WORK ITEM: Only one thing is required: the number of lines in the entries below that contain "JSON".

[Element data from apps and pages]
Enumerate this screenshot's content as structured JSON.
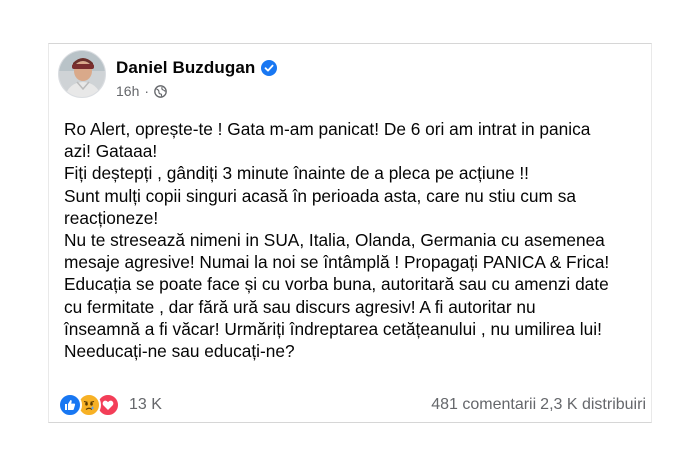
{
  "post": {
    "author": "Daniel Buzdugan",
    "timestamp": "16h",
    "separator": "·",
    "audience_icon": "globe-icon",
    "verified_icon": "verified-badge-icon",
    "lines": [
      "Ro Alert, oprește-te ! Gata m-am panicat! De 6 ori am intrat in panica",
      "azi! Gataaa!",
      "Fiți deștepți  , gândiți 3 minute înainte de a pleca pe acțiune !!",
      "Sunt mulți copii singuri acasă în perioada asta, care nu stiu cum sa",
      "reacționeze!",
      "Nu te stresează nimeni in SUA, Italia, Olanda, Germania cu asemenea",
      "mesaje agresive! Numai la noi se întâmplă ! Propagați PANICA & Frica!",
      "Educația se poate face și cu vorba buna, autoritară sau cu amenzi date",
      "cu fermitate , dar fără ură sau discurs agresiv! A fi autoritar nu",
      "înseamnă a fi văcar! Urmăriți îndreptarea cetățeanului , nu umilirea lui!",
      "Needucați-ne sau educați-ne?"
    ]
  },
  "footer": {
    "reactions": [
      "like-icon",
      "sad-icon",
      "love-icon"
    ],
    "reaction_count": "13 K",
    "comments": "481 comentarii",
    "shares": "2,3 K distribuiri"
  },
  "colors": {
    "text": "#050505",
    "secondary": "#65676b",
    "verified": "#1877f2",
    "like": "#1877f2",
    "sad": "#f7b125",
    "love": "#f33e58"
  }
}
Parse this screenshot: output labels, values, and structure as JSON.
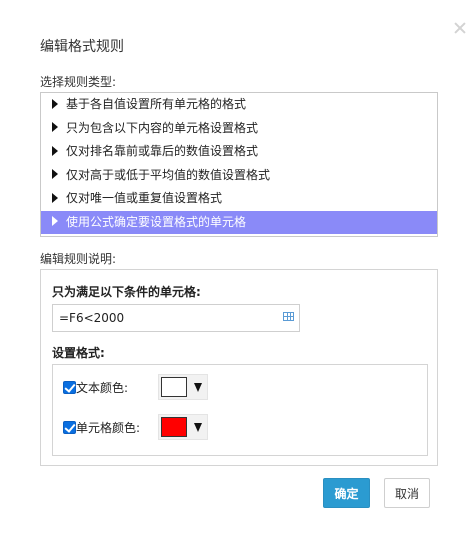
{
  "dialog": {
    "title": "编辑格式规则",
    "close_icon": "close-icon"
  },
  "rule_type": {
    "label": "选择规则类型:",
    "items": [
      {
        "label": "基于各自值设置所有单元格的格式",
        "selected": false
      },
      {
        "label": "只为包含以下内容的单元格设置格式",
        "selected": false
      },
      {
        "label": "仅对排名靠前或靠后的数值设置格式",
        "selected": false
      },
      {
        "label": "仅对高于或低于平均值的数值设置格式",
        "selected": false
      },
      {
        "label": "仅对唯一值或重复值设置格式",
        "selected": false
      },
      {
        "label": "使用公式确定要设置格式的单元格",
        "selected": true
      }
    ]
  },
  "rule_description": {
    "label": "编辑规则说明:",
    "condition_label": "只为满足以下条件的单元格:",
    "formula_value": "=F6<2000",
    "format_label": "设置格式:",
    "text_color": {
      "label": "文本颜色:",
      "checked": true,
      "color": "#ffffff"
    },
    "cell_color": {
      "label": "单元格颜色:",
      "checked": true,
      "color": "#ff0000"
    }
  },
  "buttons": {
    "ok": "确定",
    "cancel": "取消"
  },
  "colors": {
    "selected_row": "#8a8af8",
    "ok_button": "#2b9bd1"
  }
}
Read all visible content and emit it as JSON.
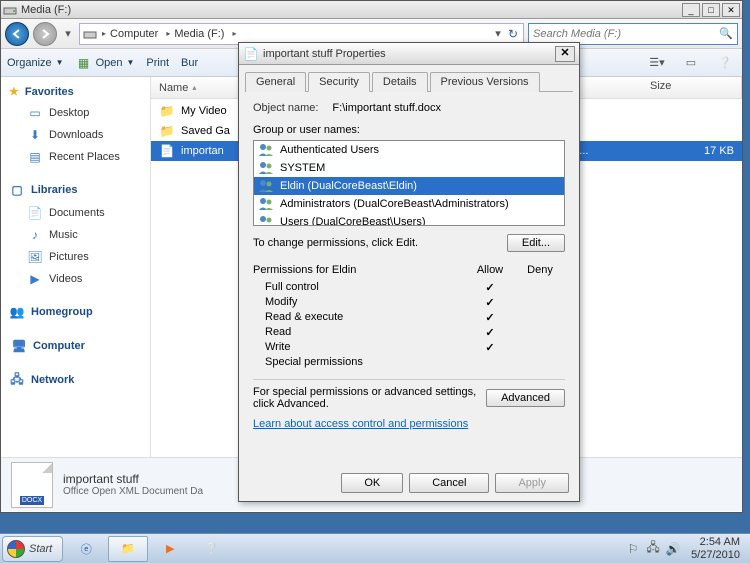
{
  "explorer": {
    "title": "Media (F:)",
    "breadcrumbs": [
      "Computer",
      "Media (F:)"
    ],
    "search_placeholder": "Search Media (F:)",
    "toolbar": {
      "organize": "Organize",
      "open": "Open",
      "print": "Print",
      "burn": "Bur"
    },
    "columns": {
      "name": "Name",
      "size": "Size"
    },
    "nav": {
      "favorites": "Favorites",
      "fav_items": [
        "Desktop",
        "Downloads",
        "Recent Places"
      ],
      "libraries": "Libraries",
      "lib_items": [
        "Documents",
        "Music",
        "Pictures",
        "Videos"
      ],
      "homegroup": "Homegroup",
      "computer": "Computer",
      "network": "Network"
    },
    "files": [
      {
        "name": "My Video",
        "type": "",
        "size": ""
      },
      {
        "name": "Saved Ga",
        "type": "",
        "size": ""
      },
      {
        "name": "importan",
        "type": "XML ...",
        "size": "17 KB",
        "selected": true
      }
    ],
    "details": {
      "name": "important stuff",
      "type": "Office Open XML Document  Da",
      "ext": "DOCX"
    }
  },
  "dialog": {
    "title": "important stuff Properties",
    "tabs": [
      "General",
      "Security",
      "Details",
      "Previous Versions"
    ],
    "active_tab": 1,
    "object_label": "Object name:",
    "object_value": "F:\\important stuff.docx",
    "group_label": "Group or user names:",
    "users": [
      "Authenticated Users",
      "SYSTEM",
      "Eldin (DualCoreBeast\\Eldin)",
      "Administrators (DualCoreBeast\\Administrators)",
      "Users (DualCoreBeast\\Users)"
    ],
    "selected_user": 2,
    "edit_text": "To change permissions, click Edit.",
    "edit_btn": "Edit...",
    "perm_label": "Permissions for Eldin",
    "allow": "Allow",
    "deny": "Deny",
    "perms": [
      {
        "name": "Full control",
        "allow": true
      },
      {
        "name": "Modify",
        "allow": true
      },
      {
        "name": "Read & execute",
        "allow": true
      },
      {
        "name": "Read",
        "allow": true
      },
      {
        "name": "Write",
        "allow": true
      },
      {
        "name": "Special permissions",
        "allow": false
      }
    ],
    "adv_text": "For special permissions or advanced settings, click Advanced.",
    "adv_btn": "Advanced",
    "link": "Learn about access control and permissions",
    "ok": "OK",
    "cancel": "Cancel",
    "apply": "Apply"
  },
  "taskbar": {
    "start": "Start",
    "time": "2:54 AM",
    "date": "5/27/2010"
  }
}
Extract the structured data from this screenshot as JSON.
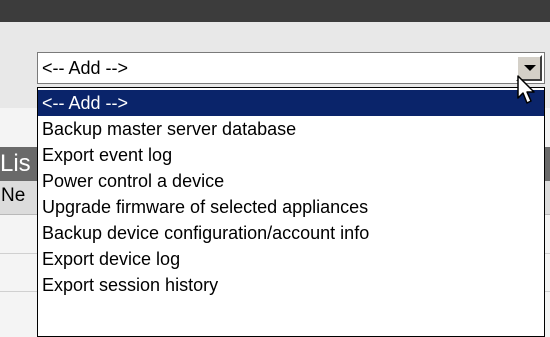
{
  "table": {
    "section_title": "Lis",
    "column_header": "Ne"
  },
  "action_select": {
    "selected_value": "<-- Add -->",
    "options": [
      "<-- Add -->",
      "Backup master server database",
      "Export event log",
      "Power control a device",
      "Upgrade firmware of selected appliances",
      "Backup device configuration/account info",
      "Export device log",
      "Export session history"
    ]
  },
  "colors": {
    "highlight": "#0a246a",
    "top_bar": "#3c3c3c",
    "section_header": "#6a6a6a"
  },
  "icons": {
    "dropdown_arrow": "chevron-down-icon",
    "cursor": "mouse-pointer-icon"
  }
}
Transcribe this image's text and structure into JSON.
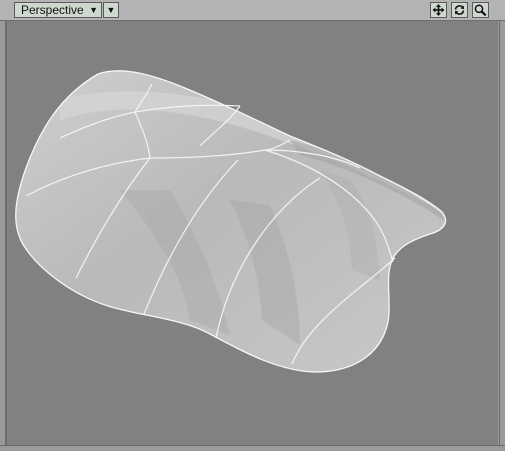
{
  "viewport": {
    "view_mode": "Perspective",
    "view_mode_dropdown_icon": "triangle-down",
    "view_menu_icon": "triangle-down",
    "tools": [
      {
        "name": "move-view-icon",
        "symbol": "four-way-arrows"
      },
      {
        "name": "rotate-view-icon",
        "symbol": "rotate-arrows"
      },
      {
        "name": "zoom-view-icon",
        "symbol": "magnifier"
      }
    ]
  },
  "colors": {
    "background": "#818181",
    "toolbar": "#b4b4b4",
    "button": "#cfd8cf",
    "surface_light": "#d4d4d4",
    "surface_dark": "#a9a9a9",
    "wireframe": "#f5f5f5"
  }
}
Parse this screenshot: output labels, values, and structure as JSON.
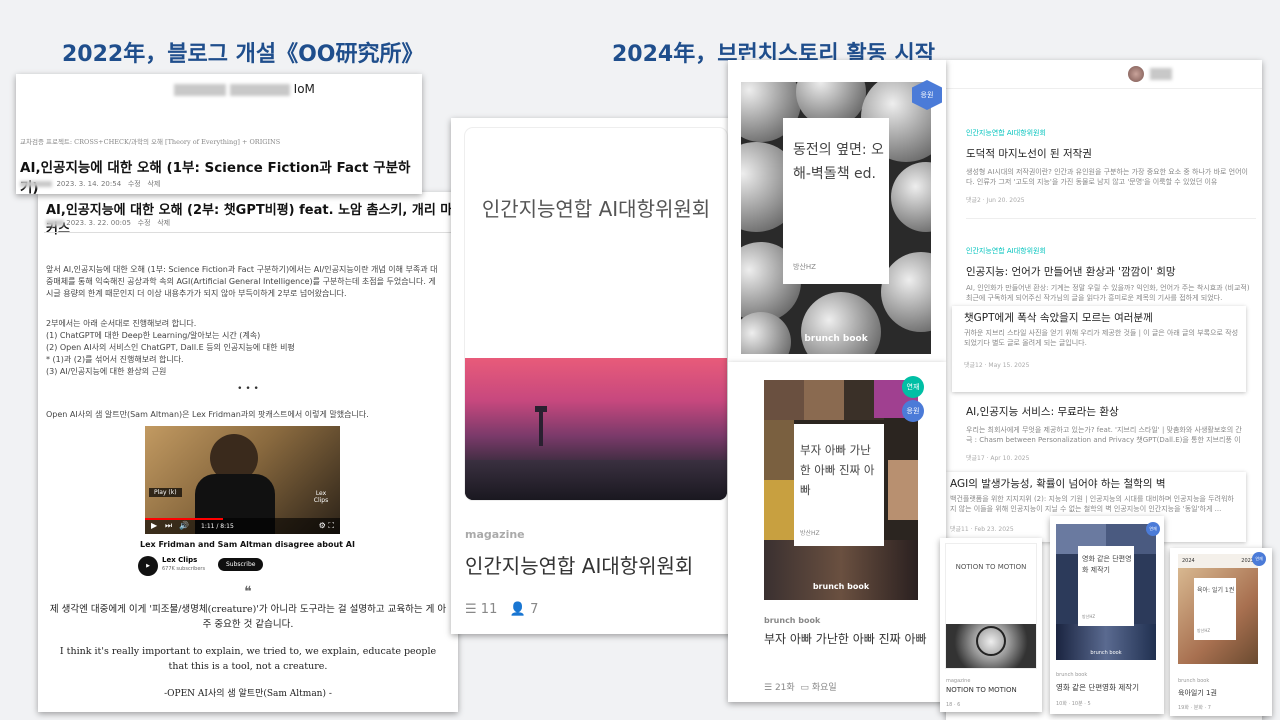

PROBLEM SOLUTION: 6